this is two scarves ready for steaming. the top picture is the same scarf as we’ve been talking about, but turned over.

here is one, finished, yet still to be steam set. the syrupy areas are where there’s a certain graying of color – the yelow grayness in the southeast quadant right inside he red. that’s syrup, and the dyes will likely wash out when it’s set and rinsed.

i’ve put down dyes – mostly the primaries: lemon yelow, cyan, magenta. except that the magenta is way too cool so it’s been thoroughly fired up with loads of yellow aleady. i put down the dyes and then add clear water, making sure to violate the resist lines whenever possible. then i sprinkled salt on the darker nebula bits.

you can see where the blue has cut right thru the gray sugar resist line, especially at the top. but don’t these complete accidents just make the whole nebula effect? the happy accident. i’m always preaching this to students.

here is another first step, on a different scarf. you can’t see any flo of dye with the syrup because i put the dye on first. you can see a little flow of syrup out into the wet dyed area, tho.

this is the same scarf after dyeing. (but before steaming. it’ll look different when it’s been fixed and washed) i like the little blobs, but maybe in not so much of a pattern. i’ve seen similar little blogs in nebula clouds. i also really like what the salt has done to the outsie edges.

this was with a lot of salt, and a lot of flooding of the resist lines with water.

detail of the preceding scarf (a little fuzzy).

Lisa’s quilt – drawing

i have a 60×60 inch design to do, first step.

but before that, to learn about my picture, i’m going to do a practice picture, and play with how the colors lie in patches. i have to think about the colored fabrics i will be working with.

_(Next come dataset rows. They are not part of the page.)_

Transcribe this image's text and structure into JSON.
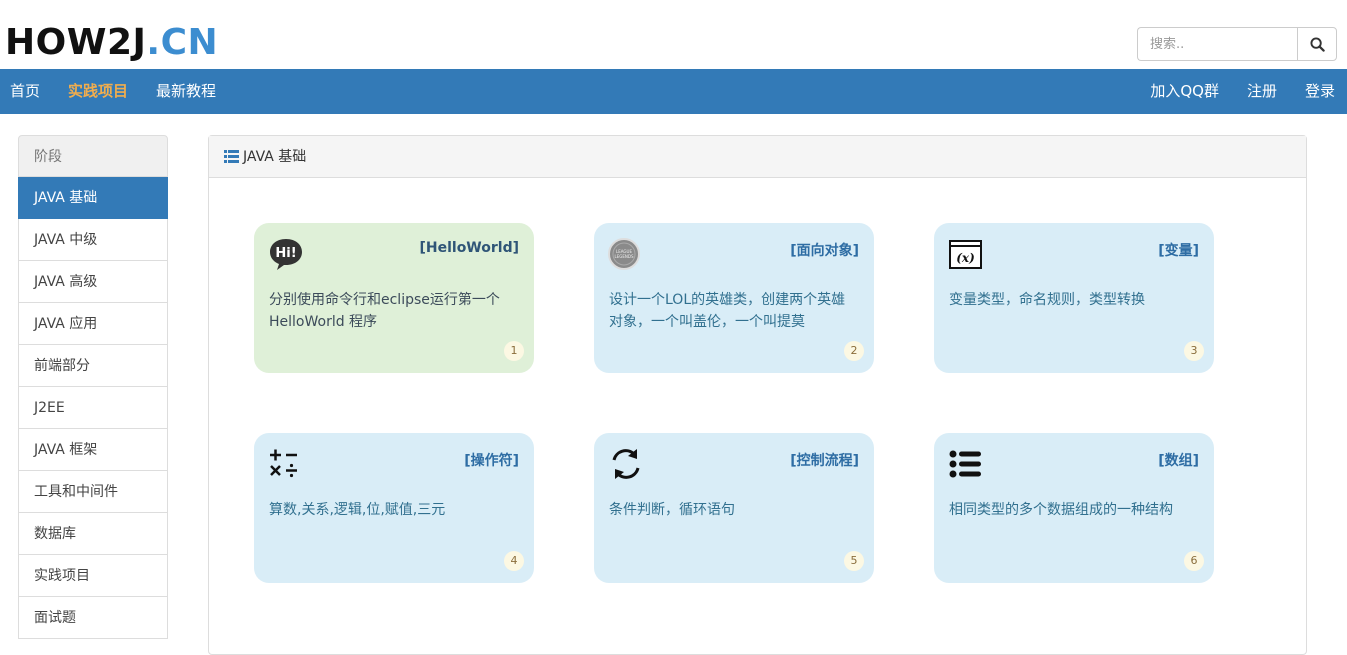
{
  "logo": {
    "part1": "HOW2J",
    "part2": ".CN"
  },
  "search": {
    "placeholder": "搜索.."
  },
  "nav": {
    "left": [
      "首页",
      "实践项目",
      "最新教程"
    ],
    "right": [
      "加入QQ群",
      "注册",
      "登录"
    ]
  },
  "sidebar": {
    "header": "阶段",
    "items": [
      "JAVA 基础",
      "JAVA 中级",
      "JAVA 高级",
      "JAVA 应用",
      "前端部分",
      "J2EE",
      "JAVA 框架",
      "工具和中间件",
      "数据库",
      "实践项目",
      "面试题"
    ]
  },
  "panel": {
    "title": "JAVA 基础"
  },
  "cards": [
    {
      "title": "[HelloWorld]",
      "desc": "分别使用命令行和eclipse运行第一个HelloWorld 程序",
      "badge": "1",
      "icon": "hi-speech-bubble-icon"
    },
    {
      "title": "[面向对象]",
      "desc": "设计一个LOL的英雄类，创建两个英雄对象，一个叫盖伦，一个叫提莫",
      "badge": "2",
      "icon": "league-of-legends-logo-icon"
    },
    {
      "title": "[变量]",
      "desc": "变量类型，命名规则，类型转换",
      "badge": "3",
      "icon": "variable-x-window-icon"
    },
    {
      "title": "[操作符]",
      "desc": "算数,关系,逻辑,位,赋值,三元",
      "badge": "4",
      "icon": "math-operators-icon"
    },
    {
      "title": "[控制流程]",
      "desc": "条件判断，循环语句",
      "badge": "5",
      "icon": "loop-arrows-icon"
    },
    {
      "title": "[数组]",
      "desc": "相同类型的多个数据组成的一种结构",
      "badge": "6",
      "icon": "list-icon"
    }
  ],
  "colors": {
    "primary": "#337ab7",
    "active_nav": "#f0ad4e",
    "card_blue": "#d9edf7",
    "card_green": "#dff0d8",
    "logo_blue": "#3c8dd0"
  }
}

strange, when i was a kid, i used to while away the time in boring classes by taking my pencil to the black and white photos of presidents andinventions in our schoolbooks. all of my books would end the year with every photo marked up in pencil, a line surrounding each area of equal tone. that’s what i’m doing here in transferring a complex scene to fabric. i’m outlining areas of equal color, lightness, texture. then it’s all paint by numbers. or so you might think.

the photo and the fabrics to work with

above’s a picture we took in ireland. that’s the (other) rock of cashel, on cashel bay, in county galway, in ireland. it was a mostly cloudy day with a patch of blue. that yellow stuff is gorse in bloom, the green is new shoots of what looked like being iris in a field of old brown grass. in the back under the hill, that little blob of white, is cashel house, a great place to stay all round

surrounding the photo are the cut up bits of the photo of the fabric i have to work with (that my sister brought me – old family stuff that no longer fits). that’s the color range i have to choose from, and it’s not too bad a match. i hope i have enough of some things that look awfully skimpy to me at the moment. i may have to redye some of the fabric i have, but that’s cheating. i can spill coffee on it, however.

i painted the following – my first watercolor in seveal years – as a study of the design i’m going to be working with.

the watercolor study

at 10″ on a side, it’s a whole bunch smaller than the quilt top, which is (calculator) 36 times larger.

the next step is to do it on graph paper, or at least a larger contour sketch of the various fields of color in the picture.

and then i guess after that it’s a matter of cutting out rough shapes of the various color swatches, and then fitting them, and then figuring out how to sew them.

as usual in all my projects, i spend most of my time reinventng the wheel – figuring out basic steps over and over again. but it’s fun; i like it.